### WORK REQUIRED
Copy every record verbatim but exclude the pictures.

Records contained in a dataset
***

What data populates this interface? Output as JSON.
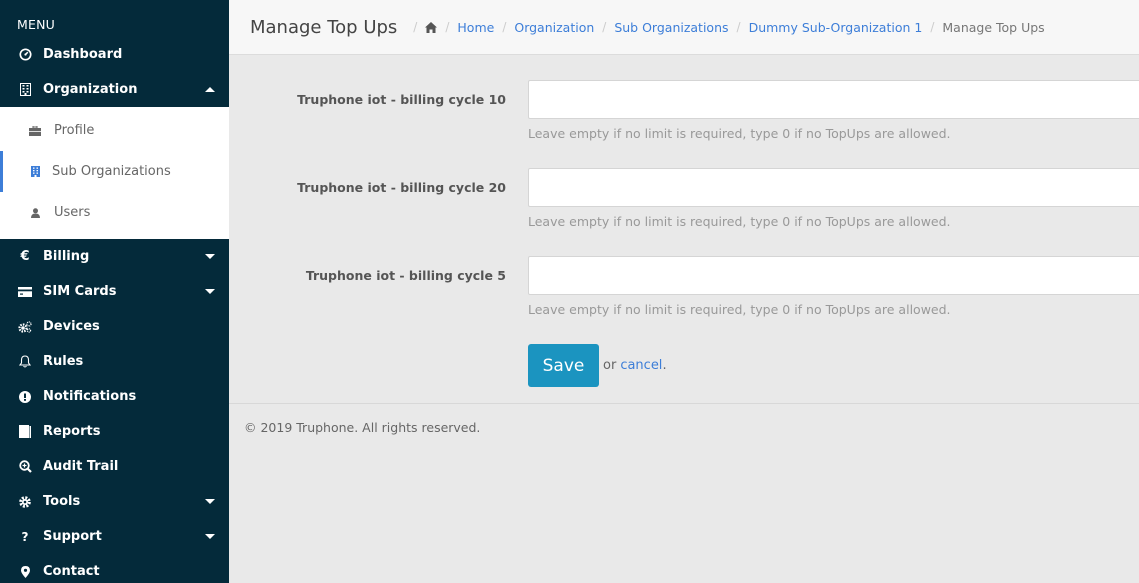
{
  "sidebar": {
    "menu_title": "MENU",
    "items": [
      {
        "label": "Dashboard",
        "icon": "dashboard-icon"
      },
      {
        "label": "Organization",
        "icon": "building-icon",
        "expanded": true
      },
      {
        "label": "Billing",
        "icon": "euro-icon",
        "has_submenu": true
      },
      {
        "label": "SIM Cards",
        "icon": "credit-card-icon",
        "has_submenu": true
      },
      {
        "label": "Devices",
        "icon": "gears-icon"
      },
      {
        "label": "Rules",
        "icon": "bell-icon"
      },
      {
        "label": "Notifications",
        "icon": "exclamation-circle-icon"
      },
      {
        "label": "Reports",
        "icon": "book-icon"
      },
      {
        "label": "Audit Trail",
        "icon": "search-plus-icon"
      },
      {
        "label": "Tools",
        "icon": "gear-icon",
        "has_submenu": true
      },
      {
        "label": "Support",
        "icon": "question-icon",
        "has_submenu": true
      },
      {
        "label": "Contact",
        "icon": "map-marker-icon"
      }
    ],
    "organization_submenu": [
      {
        "label": "Profile",
        "icon": "briefcase-icon"
      },
      {
        "label": "Sub Organizations",
        "icon": "building-icon",
        "active": true
      },
      {
        "label": "Users",
        "icon": "user-icon"
      }
    ]
  },
  "header": {
    "title": "Manage Top Ups",
    "breadcrumb": [
      {
        "label": "Home",
        "link": true
      },
      {
        "label": "Organization",
        "link": true
      },
      {
        "label": "Sub Organizations",
        "link": true
      },
      {
        "label": "Dummy Sub-Organization 1",
        "link": true
      },
      {
        "label": "Manage Top Ups",
        "link": false
      }
    ],
    "separator": "/"
  },
  "form": {
    "fields": [
      {
        "label": "Truphone iot - billing cycle 10",
        "value": "",
        "help": "Leave empty if no limit is required, type 0 if no TopUps are allowed."
      },
      {
        "label": "Truphone iot - billing cycle 20",
        "value": "",
        "help": "Leave empty if no limit is required, type 0 if no TopUps are allowed."
      },
      {
        "label": "Truphone iot - billing cycle 5",
        "value": "",
        "help": "Leave empty if no limit is required, type 0 if no TopUps are allowed."
      }
    ],
    "save_label": "Save",
    "or_text": "or",
    "cancel_label": "cancel",
    "period": "."
  },
  "footer": {
    "copyright": "© 2019 Truphone. All rights reserved."
  },
  "colors": {
    "sidebar_bg": "#042a3a",
    "accent": "#3d7ed8",
    "save_button": "#1b94c0",
    "content_bg": "#e9e9e9"
  }
}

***

### REPLY TO THE EXERCISE
What data populates this interface? Output as JSON.
{
  "sidebar": {
    "menu_title": "MENU",
    "items": [
      {
        "label": "Dashboard",
        "icon": "dashboard-icon"
      },
      {
        "label": "Organization",
        "icon": "building-icon",
        "expanded": true
      },
      {
        "label": "Billing",
        "icon": "euro-icon",
        "has_submenu": true
      },
      {
        "label": "SIM Cards",
        "icon": "credit-card-icon",
        "has_submenu": true
      },
      {
        "label": "Devices",
        "icon": "gears-icon"
      },
      {
        "label": "Rules",
        "icon": "bell-icon"
      },
      {
        "label": "Notifications",
        "icon": "exclamation-circle-icon"
      },
      {
        "label": "Reports",
        "icon": "book-icon"
      },
      {
        "label": "Audit Trail",
        "icon": "search-plus-icon"
      },
      {
        "label": "Tools",
        "icon": "gear-icon",
        "has_submenu": true
      },
      {
        "label": "Support",
        "icon": "question-icon",
        "has_submenu": true
      },
      {
        "label": "Contact",
        "icon": "map-marker-icon"
      }
    ],
    "organization_submenu": [
      {
        "label": "Profile",
        "icon": "briefcase-icon"
      },
      {
        "label": "Sub Organizations",
        "icon": "building-icon",
        "active": true
      },
      {
        "label": "Users",
        "icon": "user-icon"
      }
    ]
  },
  "header": {
    "title": "Manage Top Ups",
    "breadcrumb": [
      {
        "label": "Home",
        "link": true
      },
      {
        "label": "Organization",
        "link": true
      },
      {
        "label": "Sub Organizations",
        "link": true
      },
      {
        "label": "Dummy Sub-Organization 1",
        "link": true
      },
      {
        "label": "Manage Top Ups",
        "link": false
      }
    ],
    "separator": "/"
  },
  "form": {
    "fields": [
      {
        "label": "Truphone iot - billing cycle 10",
        "value": "",
        "help": "Leave empty if no limit is required, type 0 if no TopUps are allowed."
      },
      {
        "label": "Truphone iot - billing cycle 20",
        "value": "",
        "help": "Leave empty if no limit is required, type 0 if no TopUps are allowed."
      },
      {
        "label": "Truphone iot - billing cycle 5",
        "value": "",
        "help": "Leave empty if no limit is required, type 0 if no TopUps are allowed."
      }
    ],
    "save_label": "Save",
    "or_text": "or",
    "cancel_label": "cancel",
    "period": "."
  },
  "footer": {
    "copyright": "© 2019 Truphone. All rights reserved."
  },
  "colors": {
    "sidebar_bg": "#042a3a",
    "accent": "#3d7ed8",
    "save_button": "#1b94c0",
    "content_bg": "#e9e9e9"
  }
}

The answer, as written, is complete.